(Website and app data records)
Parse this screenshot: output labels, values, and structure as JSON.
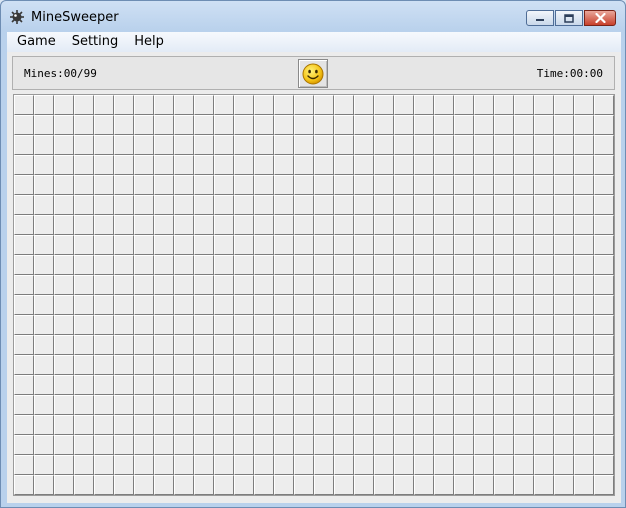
{
  "window": {
    "title": "MineSweeper",
    "icon": "mine-icon"
  },
  "menu": [
    {
      "label": "Game"
    },
    {
      "label": "Setting"
    },
    {
      "label": "Help"
    }
  ],
  "status": {
    "mines_text": "Mines:00/99",
    "time_text": "Time:00:00",
    "face_icon": "smiley-face-icon"
  },
  "board": {
    "rows": 20,
    "cols": 30,
    "state": "all-covered"
  },
  "colors": {
    "face_yellow": "#f5c518",
    "cell_face": "#ededed",
    "close_red": "#c8402b"
  }
}
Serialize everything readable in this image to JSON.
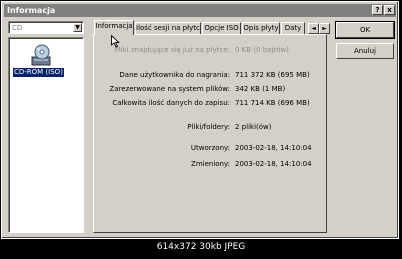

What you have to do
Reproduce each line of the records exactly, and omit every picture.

Response to the exercise
Parse this screenshot: output labels, values, and structure as JSON.
{
  "window": {
    "title": "MineSweeper",
    "icon": "mine-icon"
  },
  "menu": [
    {
      "label": "Game"
    },
    {
      "label": "Setting"
    },
    {
      "label": "Help"
    }
  ],
  "status": {
    "mines_text": "Mines:00/99",
    "time_text": "Time:00:00",
    "face_icon": "smiley-face-icon"
  },
  "board": {
    "rows": 20,
    "cols": 30,
    "state": "all-covered"
  },
  "colors": {
    "face_yellow": "#f5c518",
    "cell_face": "#ededed",
    "close_red": "#c8402b"
  }
}
Serialize everything readable in this image to JSON.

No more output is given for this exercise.